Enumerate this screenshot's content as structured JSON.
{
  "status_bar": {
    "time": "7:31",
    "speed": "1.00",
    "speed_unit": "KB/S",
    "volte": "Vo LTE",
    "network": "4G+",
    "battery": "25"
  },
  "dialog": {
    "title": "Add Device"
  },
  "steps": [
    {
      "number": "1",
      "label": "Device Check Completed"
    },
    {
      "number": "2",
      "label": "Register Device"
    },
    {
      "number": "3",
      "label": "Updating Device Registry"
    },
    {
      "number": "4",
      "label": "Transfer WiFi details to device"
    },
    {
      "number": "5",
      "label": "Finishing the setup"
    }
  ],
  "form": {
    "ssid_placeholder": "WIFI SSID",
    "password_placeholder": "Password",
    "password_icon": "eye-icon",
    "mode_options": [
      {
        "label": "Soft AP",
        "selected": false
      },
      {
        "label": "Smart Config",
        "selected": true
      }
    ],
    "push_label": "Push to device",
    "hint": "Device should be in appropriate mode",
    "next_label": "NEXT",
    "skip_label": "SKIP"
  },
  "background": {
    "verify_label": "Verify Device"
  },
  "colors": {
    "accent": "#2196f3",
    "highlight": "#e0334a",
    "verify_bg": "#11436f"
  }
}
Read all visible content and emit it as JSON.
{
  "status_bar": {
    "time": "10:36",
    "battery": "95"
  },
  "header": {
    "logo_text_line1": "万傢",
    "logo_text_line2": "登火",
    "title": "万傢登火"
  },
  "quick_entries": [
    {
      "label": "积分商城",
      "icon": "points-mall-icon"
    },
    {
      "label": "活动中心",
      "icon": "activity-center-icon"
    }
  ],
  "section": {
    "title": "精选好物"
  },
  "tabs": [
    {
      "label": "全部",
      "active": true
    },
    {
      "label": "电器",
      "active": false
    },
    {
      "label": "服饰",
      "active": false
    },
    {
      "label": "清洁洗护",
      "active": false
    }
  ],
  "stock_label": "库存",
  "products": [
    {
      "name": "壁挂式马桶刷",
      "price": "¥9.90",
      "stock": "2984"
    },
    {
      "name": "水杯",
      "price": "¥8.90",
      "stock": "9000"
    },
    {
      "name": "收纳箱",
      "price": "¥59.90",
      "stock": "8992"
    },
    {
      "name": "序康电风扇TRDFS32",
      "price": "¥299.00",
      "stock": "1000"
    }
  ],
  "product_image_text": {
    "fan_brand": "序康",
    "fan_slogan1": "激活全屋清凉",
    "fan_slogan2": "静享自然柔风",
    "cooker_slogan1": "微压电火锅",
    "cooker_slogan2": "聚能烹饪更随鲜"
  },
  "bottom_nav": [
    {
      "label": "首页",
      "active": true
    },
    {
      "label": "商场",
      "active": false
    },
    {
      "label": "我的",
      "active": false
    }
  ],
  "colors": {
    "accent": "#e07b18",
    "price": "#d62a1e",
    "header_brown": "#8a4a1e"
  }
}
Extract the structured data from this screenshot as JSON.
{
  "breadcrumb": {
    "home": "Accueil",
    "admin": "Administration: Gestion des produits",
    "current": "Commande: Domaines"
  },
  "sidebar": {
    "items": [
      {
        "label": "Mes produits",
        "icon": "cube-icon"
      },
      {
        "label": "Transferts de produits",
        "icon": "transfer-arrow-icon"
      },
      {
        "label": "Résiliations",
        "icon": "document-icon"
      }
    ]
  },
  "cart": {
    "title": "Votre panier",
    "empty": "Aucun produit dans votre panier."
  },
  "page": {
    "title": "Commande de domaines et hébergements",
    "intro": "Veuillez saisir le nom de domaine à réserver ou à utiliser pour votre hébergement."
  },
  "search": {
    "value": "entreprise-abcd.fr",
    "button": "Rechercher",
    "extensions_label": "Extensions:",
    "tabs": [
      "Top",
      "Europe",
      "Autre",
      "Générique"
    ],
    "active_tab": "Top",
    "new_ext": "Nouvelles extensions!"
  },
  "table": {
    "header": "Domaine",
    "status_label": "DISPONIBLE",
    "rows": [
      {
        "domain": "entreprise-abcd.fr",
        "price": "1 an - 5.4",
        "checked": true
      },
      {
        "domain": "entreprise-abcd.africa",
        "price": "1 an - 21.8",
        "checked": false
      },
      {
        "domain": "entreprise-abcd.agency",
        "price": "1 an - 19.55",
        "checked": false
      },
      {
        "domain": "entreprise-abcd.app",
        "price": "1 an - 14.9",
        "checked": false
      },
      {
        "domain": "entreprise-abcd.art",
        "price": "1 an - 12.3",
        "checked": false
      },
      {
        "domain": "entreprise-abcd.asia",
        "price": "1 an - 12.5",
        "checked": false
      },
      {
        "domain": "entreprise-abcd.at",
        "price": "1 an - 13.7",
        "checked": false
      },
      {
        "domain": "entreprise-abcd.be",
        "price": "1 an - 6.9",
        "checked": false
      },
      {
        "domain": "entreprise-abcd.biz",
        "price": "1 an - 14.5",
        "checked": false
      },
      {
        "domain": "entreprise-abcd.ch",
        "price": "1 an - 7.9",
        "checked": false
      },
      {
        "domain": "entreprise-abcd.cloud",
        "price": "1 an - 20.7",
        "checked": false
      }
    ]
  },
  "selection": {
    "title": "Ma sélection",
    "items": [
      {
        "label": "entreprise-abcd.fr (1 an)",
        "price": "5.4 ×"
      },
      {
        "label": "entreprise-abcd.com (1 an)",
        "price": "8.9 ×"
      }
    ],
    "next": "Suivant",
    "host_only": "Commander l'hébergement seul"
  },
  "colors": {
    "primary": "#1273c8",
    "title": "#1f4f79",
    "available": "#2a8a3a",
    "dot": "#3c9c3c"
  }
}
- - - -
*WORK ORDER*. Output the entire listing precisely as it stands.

*YOUR RESPONSE*.
Enumerate this screenshot's content as structured JSON.
{
  "status_bar": {
    "time": "7:31",
    "speed": "1.00",
    "speed_unit": "KB/S",
    "volte": "Vo LTE",
    "network": "4G+",
    "battery": "25"
  },
  "dialog": {
    "title": "Add Device"
  },
  "steps": [
    {
      "number": "1",
      "label": "Device Check Completed"
    },
    {
      "number": "2",
      "label": "Register Device"
    },
    {
      "number": "3",
      "label": "Updating Device Registry"
    },
    {
      "number": "4",
      "label": "Transfer WiFi details to device"
    },
    {
      "number": "5",
      "label": "Finishing the setup"
    }
  ],
  "form": {
    "ssid_placeholder": "WIFI SSID",
    "password_placeholder": "Password",
    "password_icon": "eye-icon",
    "mode_options": [
      {
        "label": "Soft AP",
        "selected": false
      },
      {
        "label": "Smart Config",
        "selected": true
      }
    ],
    "push_label": "Push to device",
    "hint": "Device should be in appropriate mode",
    "next_label": "NEXT",
    "skip_label": "SKIP"
  },
  "background": {
    "verify_label": "Verify Device"
  },
  "colors": {
    "accent": "#2196f3",
    "highlight": "#e0334a",
    "verify_bg": "#11436f"
  }
}
Read all visible content and emit it as JSON.
{
  "status_bar": {
    "time": "10:36",
    "battery": "95"
  },
  "header": {
    "logo_text_line1": "万傢",
    "logo_text_line2": "登火",
    "title": "万傢登火"
  },
  "quick_entries": [
    {
      "label": "积分商城",
      "icon": "points-mall-icon"
    },
    {
      "label": "活动中心",
      "icon": "activity-center-icon"
    }
  ],
  "section": {
    "title": "精选好物"
  },
  "tabs": [
    {
      "label": "全部",
      "active": true
    },
    {
      "label": "电器",
      "active": false
    },
    {
      "label": "服饰",
      "active": false
    },
    {
      "label": "清洁洗护",
      "active": false
    }
  ],
  "stock_label": "库存",
  "products": [
    {
      "name": "壁挂式马桶刷",
      "price": "¥9.90",
      "stock": "2984"
    },
    {
      "name": "水杯",
      "price": "¥8.90",
      "stock": "9000"
    },
    {
      "name": "收纳箱",
      "price": "¥59.90",
      "stock": "8992"
    },
    {
      "name": "序康电风扇TRDFS32",
      "price": "¥299.00",
      "stock": "1000"
    }
  ],
  "product_image_text": {
    "fan_brand": "序康",
    "fan_slogan1": "激活全屋清凉",
    "fan_slogan2": "静享自然柔风",
    "cooker_slogan1": "微压电火锅",
    "cooker_slogan2": "聚能烹饪更随鲜"
  },
  "bottom_nav": [
    {
      "label": "首页",
      "active": true
    },
    {
      "label": "商场",
      "active": false
    },
    {
      "label": "我的",
      "active": false
    }
  ],
  "colors": {
    "accent": "#e07b18",
    "price": "#d62a1e",
    "header_brown": "#8a4a1e"
  }
}
Extract the structured data from this screenshot as JSON.
{
  "breadcrumb": {
    "home": "Accueil",
    "admin": "Administration: Gestion des produits",
    "current": "Commande: Domaines"
  },
  "sidebar": {
    "items": [
      {
        "label": "Mes produits",
        "icon": "cube-icon"
      },
      {
        "label": "Transferts de produits",
        "icon": "transfer-arrow-icon"
      },
      {
        "label": "Résiliations",
        "icon": "document-icon"
      }
    ]
  },
  "cart": {
    "title": "Votre panier",
    "empty": "Aucun produit dans votre panier."
  },
  "page": {
    "title": "Commande de domaines et hébergements",
    "intro": "Veuillez saisir le nom de domaine à réserver ou à utiliser pour votre hébergement."
  },
  "search": {
    "value": "entreprise-abcd.fr",
    "button": "Rechercher",
    "extensions_label": "Extensions:",
    "tabs": [
      "Top",
      "Europe",
      "Autre",
      "Générique"
    ],
    "active_tab": "Top",
    "new_ext": "Nouvelles extensions!"
  },
  "table": {
    "header": "Domaine",
    "status_label": "DISPONIBLE",
    "rows": [
      {
        "domain": "entreprise-abcd.fr",
        "price": "1 an - 5.4",
        "checked": true
      },
      {
        "domain": "entreprise-abcd.africa",
        "price": "1 an - 21.8",
        "checked": false
      },
      {
        "domain": "entreprise-abcd.agency",
        "price": "1 an - 19.55",
        "checked": false
      },
      {
        "domain": "entreprise-abcd.app",
        "price": "1 an - 14.9",
        "checked": false
      },
      {
        "domain": "entreprise-abcd.art",
        "price": "1 an - 12.3",
        "checked": false
      },
      {
        "domain": "entreprise-abcd.asia",
        "price": "1 an - 12.5",
        "checked": false
      },
      {
        "domain": "entreprise-abcd.at",
        "price": "1 an - 13.7",
        "checked": false
      },
      {
        "domain": "entreprise-abcd.be",
        "price": "1 an - 6.9",
        "checked": false
      },
      {
        "domain": "entreprise-abcd.biz",
        "price": "1 an - 14.5",
        "checked": false
      },
      {
        "domain": "entreprise-abcd.ch",
        "price": "1 an - 7.9",
        "checked": false
      },
      {
        "domain": "entreprise-abcd.cloud",
        "price": "1 an - 20.7",
        "checked": false
      }
    ]
  },
  "selection": {
    "title": "Ma sélection",
    "items": [
      {
        "label": "entreprise-abcd.fr (1 an)",
        "price": "5.4 ×"
      },
      {
        "label": "entreprise-abcd.com (1 an)",
        "price": "8.9 ×"
      }
    ],
    "next": "Suivant",
    "host_only": "Commander l'hébergement seul"
  },
  "colors": {
    "primary": "#1273c8",
    "title": "#1f4f79",
    "available": "#2a8a3a",
    "dot": "#3c9c3c"
  }
}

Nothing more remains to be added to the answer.